  14. 14. Disadvantages  Earlier generation displays were more susceptible to screen burn-in and image retention, although most recent models have a pixel orbiter that moves the entire picture faster than is noticeable to the human eye, which reduces the effect of burn-in but does not prevent it.  Earlier generation displays (2006 and prior) had phosphors that lost luminosity over time, resulting in gradual decline of absolute image brightness (newer models are less susceptible to this, having life spans exceeding 100,000 hours, far longer than older CRT technology) Earlier generation (circa 2001 and earlier) models were susceptible to "large area flicker"  Heavier screen-door effect when compared to LCD or OLED based TVs  Generally do not come in smaller sizes than 37 inches  Heavier than LCD due to the requirement of a glass screen to hold the gases  Use more electricity, on average, than an LCD TV  Do not work as well at high altitudes due to pressure differential between the gases inside the screen and the air pressure at altitude. It may cause a buzzing noise. Manufacturers rate their screens to indicate the altitude parameters.  For those who wish to listen to AM radio, or are Amateur Radio operators (Hams) or Shortwave Listeners (SWL), the Radio Frequency Interference (RFI) from these devices can be irritating or disabling.  Due to the strong infrared emissions inherent with the technology, standard IR repeater systems can not be used in the viewing room.

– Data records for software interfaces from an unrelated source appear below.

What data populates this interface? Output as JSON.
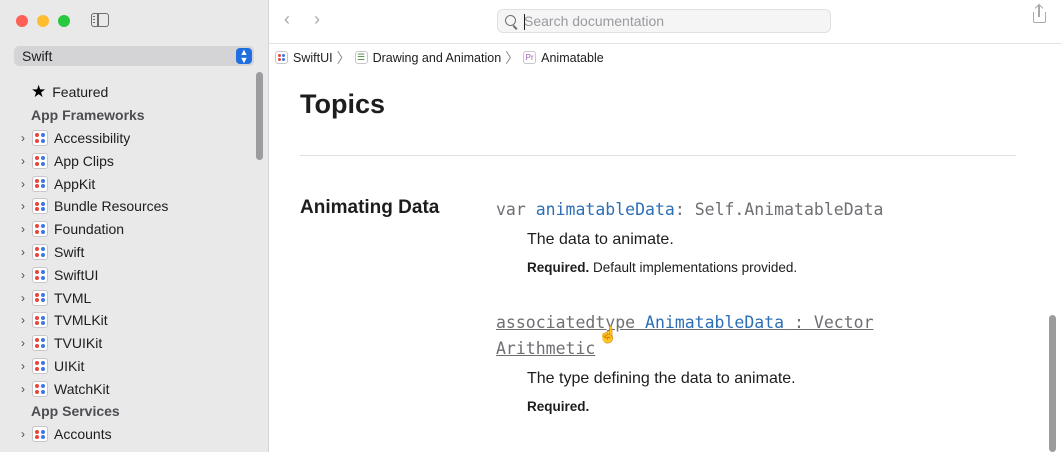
{
  "sidebar": {
    "language_selector": "Swift",
    "featured_label": "Featured",
    "sections": [
      {
        "title": "App Frameworks"
      },
      {
        "title": "App Services"
      }
    ],
    "app_frameworks": [
      "Accessibility",
      "App Clips",
      "AppKit",
      "Bundle Resources",
      "Foundation",
      "Swift",
      "SwiftUI",
      "TVML",
      "TVMLKit",
      "TVUIKit",
      "UIKit",
      "WatchKit"
    ],
    "app_services": [
      "Accounts"
    ]
  },
  "toolbar": {
    "search_placeholder": "Search documentation"
  },
  "breadcrumb": [
    "SwiftUI",
    "Drawing and Animation",
    "Animatable"
  ],
  "breadcrumb_icons": [
    "framework-icon",
    "document-list-icon",
    "protocol-icon"
  ],
  "breadcrumb_protocol_glyph": "Pr",
  "content": {
    "section_title": "Topics",
    "group_title": "Animating Data",
    "items": [
      {
        "kw": "var ",
        "name": "animatableData",
        "rest": ": Self.AnimatableData",
        "description": "The data to animate.",
        "req_label": "Required.",
        "req_text": " Default implementations provided."
      },
      {
        "kw": "associatedtype ",
        "name": "AnimatableData",
        "rest": " : Vector",
        "rest2": "Arithmetic",
        "description": "The type defining the data to animate.",
        "req_label": "Required.",
        "req_text": ""
      }
    ]
  },
  "colors": {
    "accent": "#1f6fe0",
    "identifier": "#2c6fb5",
    "sidebar_bg": "#e9e9ea"
  }
}
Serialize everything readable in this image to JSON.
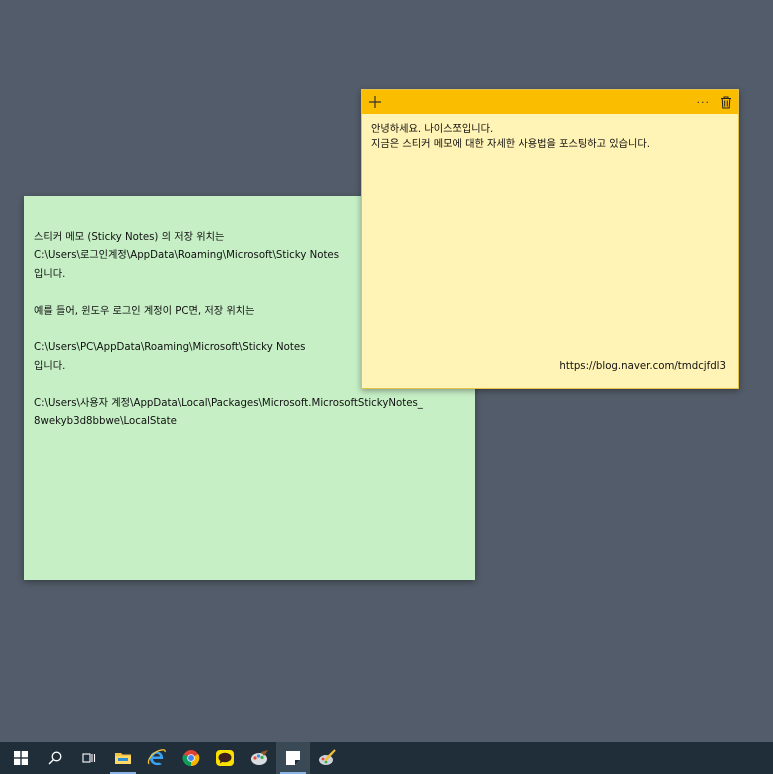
{
  "green_note": {
    "lines": [
      "스티커 메모 (Sticky Notes) 의 저장 위치는",
      "C:\\Users\\로그인계정\\AppData\\Roaming\\Microsoft\\Sticky Notes",
      "입니다.",
      "",
      "예를 들어, 윈도우 로그인 계정이 PC면, 저장 위치는",
      "",
      "C:\\Users\\PC\\AppData\\Roaming\\Microsoft\\Sticky Notes",
      "입니다.",
      "",
      "C:\\Users\\사용자 계정\\AppData\\Local\\Packages\\Microsoft.MicrosoftStickyNotes_",
      "8wekyb3d8bbwe\\LocalState"
    ]
  },
  "yellow_note": {
    "lines": [
      "안녕하세요. 나이스쪼입니다.",
      "지금은 스티커 메모에 대한 자세한 사용법을 포스팅하고 있습니다."
    ],
    "footer": "https://blog.naver.com/tmdcjfdl3",
    "menu_label": "···"
  },
  "colors": {
    "desktop": "#535c6a",
    "green_note": "#c6efc6",
    "yellow_note": "#fff3b5",
    "yellow_header": "#fbbd00",
    "taskbar": "#202e3a"
  },
  "taskbar": {
    "items": [
      {
        "icon": "windows-start-icon"
      },
      {
        "icon": "search-icon"
      },
      {
        "icon": "task-view-icon"
      },
      {
        "icon": "file-explorer-icon"
      },
      {
        "icon": "internet-explorer-icon"
      },
      {
        "icon": "chrome-icon"
      },
      {
        "icon": "kakaotalk-icon"
      },
      {
        "icon": "paint-app-icon"
      },
      {
        "icon": "sticky-notes-icon"
      },
      {
        "icon": "paint-brush-icon"
      }
    ]
  }
}
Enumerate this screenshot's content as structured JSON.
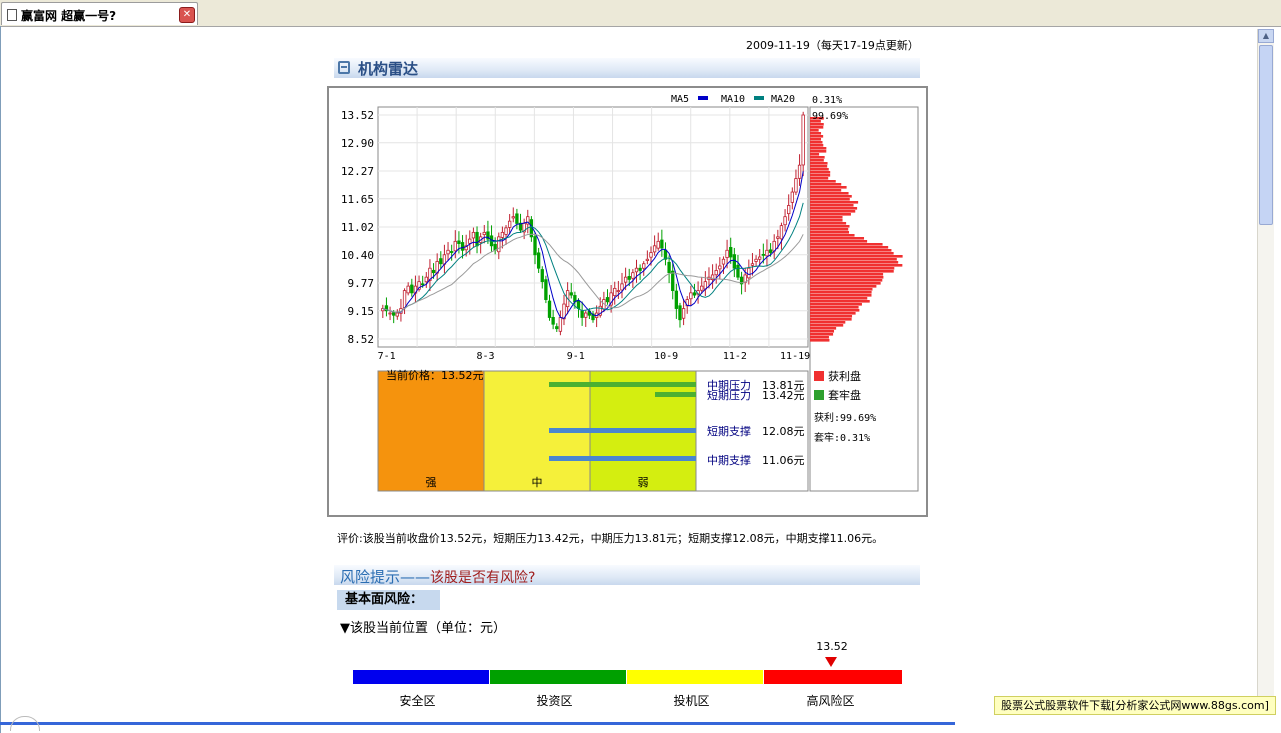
{
  "tab": {
    "title": "赢富网  超赢一号?"
  },
  "update_date": "2009-11-19（每天17-19点更新）",
  "radar": {
    "title": "机构雷达",
    "legend": {
      "ma5": "MA5",
      "ma10": "MA10",
      "ma20": "MA20"
    },
    "colors": {
      "ma5": "#0000c8",
      "ma10": "#008080",
      "ma20": "#9a9a9a",
      "up": "#c02030",
      "down": "#00a000",
      "profit": "#f03030",
      "trapped": "#2ea02e"
    },
    "dist_top_pct": "0.31%",
    "dist_profit_pct": "99.69%",
    "current_price_label": "当前价格：13.52元",
    "levels": [
      {
        "name": "中期压力",
        "value": "13.81元"
      },
      {
        "name": "短期压力",
        "value": "13.42元"
      },
      {
        "name": "短期支撑",
        "value": "12.08元"
      },
      {
        "name": "中期支撑",
        "value": "11.06元"
      }
    ],
    "zones": {
      "strong": "强",
      "mid": "中",
      "weak": "弱"
    },
    "dist_legend": {
      "profit": "获利盘",
      "trapped": "套牢盘"
    },
    "profit_text": "获利:99.69%",
    "trapped_text": "套牢:0.31%"
  },
  "chart_data": {
    "type": "candlestick",
    "ylabel_ticks": [
      "13.52",
      "12.90",
      "12.27",
      "11.65",
      "11.02",
      "10.40",
      "9.77",
      "9.15",
      "8.52"
    ],
    "xlabel_ticks": [
      "7-1",
      "8-3",
      "9-1",
      "10-9",
      "11-2",
      "11-19"
    ],
    "ylim": [
      8.52,
      13.52
    ],
    "closes": [
      9.2,
      9.15,
      9.1,
      9.05,
      9.1,
      9.2,
      9.6,
      9.7,
      9.55,
      9.7,
      9.8,
      9.75,
      9.9,
      10.1,
      10.0,
      10.25,
      10.2,
      10.4,
      10.5,
      10.45,
      10.7,
      10.65,
      10.5,
      10.6,
      10.75,
      10.9,
      10.6,
      10.8,
      10.9,
      10.75,
      10.6,
      10.5,
      10.8,
      10.9,
      11.0,
      11.15,
      11.25,
      11.1,
      10.95,
      11.1,
      11.25,
      10.8,
      10.4,
      10.1,
      9.8,
      9.4,
      9.0,
      8.85,
      8.75,
      9.0,
      9.3,
      9.6,
      9.5,
      9.35,
      9.2,
      9.0,
      9.1,
      9.05,
      8.95,
      9.1,
      9.25,
      9.4,
      9.35,
      9.55,
      9.65,
      9.6,
      9.75,
      9.9,
      9.85,
      10.0,
      10.1,
      10.05,
      10.2,
      10.3,
      10.45,
      10.6,
      10.7,
      10.55,
      10.3,
      10.0,
      9.6,
      9.2,
      8.95,
      9.2,
      9.4,
      9.55,
      9.5,
      9.6,
      9.7,
      9.8,
      9.9,
      9.95,
      10.05,
      10.15,
      10.3,
      10.5,
      10.35,
      10.1,
      9.9,
      9.75,
      9.95,
      10.1,
      10.2,
      10.3,
      10.35,
      10.4,
      10.5,
      10.45,
      10.7,
      10.8,
      11.05,
      11.25,
      11.5,
      11.8,
      12.1,
      12.4,
      13.52
    ]
  },
  "evaluation": "评价:该股当前收盘价13.52元，短期压力13.42元，中期压力13.81元；短期支撑12.08元，中期支撑11.06元。",
  "risk": {
    "title": "风险提示",
    "dash": "——",
    "subtitle": "该股是否有风险?",
    "fundamental_label": "基本面风险：",
    "position_label": "▼该股当前位置（单位：元）",
    "current_value": "13.52",
    "zones": [
      "安全区",
      "投资区",
      "投机区",
      "高风险区"
    ],
    "zone_colors": [
      "#0000ee",
      "#00a000",
      "#ffff00",
      "#ff0000"
    ]
  },
  "ad_text": "股票公式股票软件下载[分析家公式网www.88gs.com]"
}
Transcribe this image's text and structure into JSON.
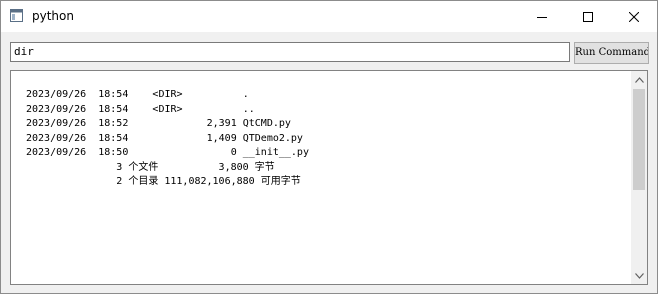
{
  "window": {
    "title": "python",
    "icon": "python-app-icon",
    "controls": [
      "minimize-icon",
      "maximize-icon",
      "close-icon"
    ]
  },
  "command": {
    "value": "dir",
    "run_label": "Run Command"
  },
  "output": {
    "lines": [
      "2023/09/26  18:54    <DIR>          .",
      "2023/09/26  18:54    <DIR>          ..",
      "2023/09/26  18:52             2,391 QtCMD.py",
      "2023/09/26  18:54             1,409 QTDemo2.py",
      "2023/09/26  18:50                 0 __init__.py",
      "               3 个文件          3,800 字节",
      "               2 个目录 111,082,106,880 可用字节"
    ]
  },
  "scrollbar": {
    "up_icon": "scroll-up-arrow-icon",
    "down_icon": "scroll-down-arrow-icon"
  }
}
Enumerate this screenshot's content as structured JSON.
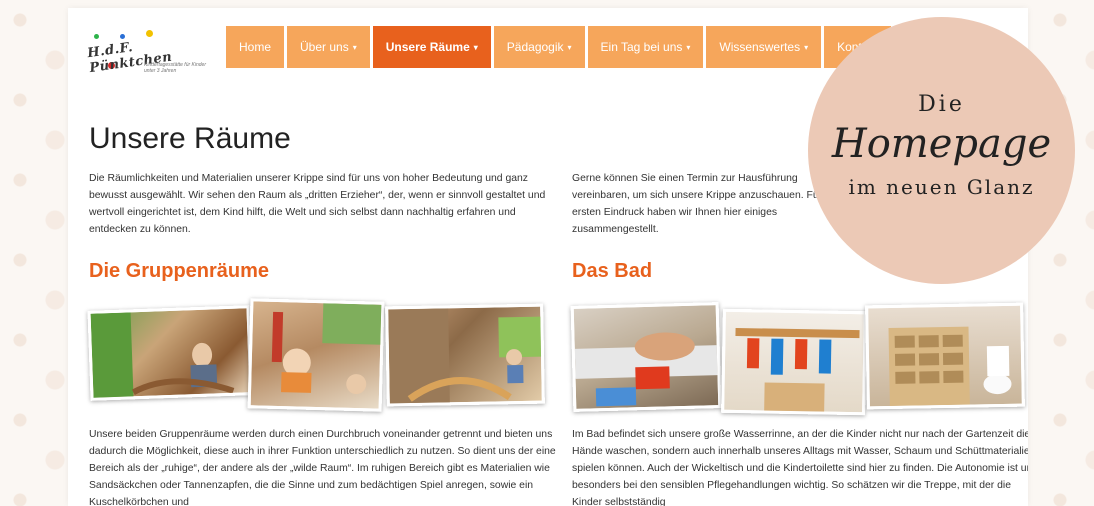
{
  "logo": {
    "title": "H.d.F. Pünktchen",
    "subtitle": "Kindertagesstätte für Kinder unter 3 Jahren"
  },
  "nav": {
    "items": [
      {
        "label": "Home",
        "dropdown": false,
        "active": false
      },
      {
        "label": "Über uns",
        "dropdown": true,
        "active": false
      },
      {
        "label": "Unsere Räume",
        "dropdown": true,
        "active": true
      },
      {
        "label": "Pädagogik",
        "dropdown": true,
        "active": false
      },
      {
        "label": "Ein Tag bei uns",
        "dropdown": true,
        "active": false
      },
      {
        "label": "Wissenswertes",
        "dropdown": true,
        "active": false
      },
      {
        "label": "Kontakt",
        "dropdown": false,
        "active": false
      }
    ],
    "caret": "▾"
  },
  "page": {
    "title": "Unsere Räume",
    "intro_left": "Die Räumlichkeiten und Materialien unserer Krippe sind für uns von hoher Bedeutung und ganz bewusst ausgewählt. Wir sehen den Raum als „dritten Erzieher“, der, wenn er sinnvoll gestaltet und wertvoll eingerichtet ist, dem Kind hilft, die Welt und sich selbst dann nachhaltig erfahren und entdecken zu können.",
    "intro_right": "Gerne können Sie einen Termin zur Hausführung vereinbaren, um sich unsere Krippe anzuschauen. Für einen ersten Eindruck haben wir Ihnen hier einiges zusammengestellt."
  },
  "sections": [
    {
      "heading": "Die Gruppenräume",
      "text": "Unsere beiden Gruppenräume werden durch einen Durchbruch voneinander getrennt und bieten uns dadurch die Möglichkeit, diese auch in ihrer Funktion unterschiedlich zu nutzen. So dient uns der eine Bereich als der „ruhige“, der andere als der „wilde Raum“. Im ruhigen Bereich gibt es Materialien wie Sandsäckchen oder Tannenzapfen, die die Sinne und zum bedächtigen Spiel anregen, sowie ein Kuschelkörbchen und"
    },
    {
      "heading": "Das Bad",
      "text": "Im Bad befindet sich unsere große Wasserrinne, an der die Kinder nicht nur nach der Gartenzeit die Hände waschen, sondern auch innerhalb unseres Alltags mit Wasser, Schaum und Schüttmaterialien spielen können. Auch der Wickeltisch und die Kindertoilette sind hier zu finden. Die Autonomie ist uns besonders bei den sensiblen Pflegehandlungen wichtig. So schätzen wir die Treppe, mit der die Kinder selbstständig"
    }
  ],
  "badge": {
    "line1": "Die",
    "line2": "Homepage",
    "line3": "im neuen Glanz"
  },
  "colors": {
    "nav": "#f6a65b",
    "nav_active": "#e8611d",
    "heading": "#e8611d",
    "badge": "#ecc9b6"
  }
}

A more expensive "plasma compatible" sensor must be used. 14 | P a g e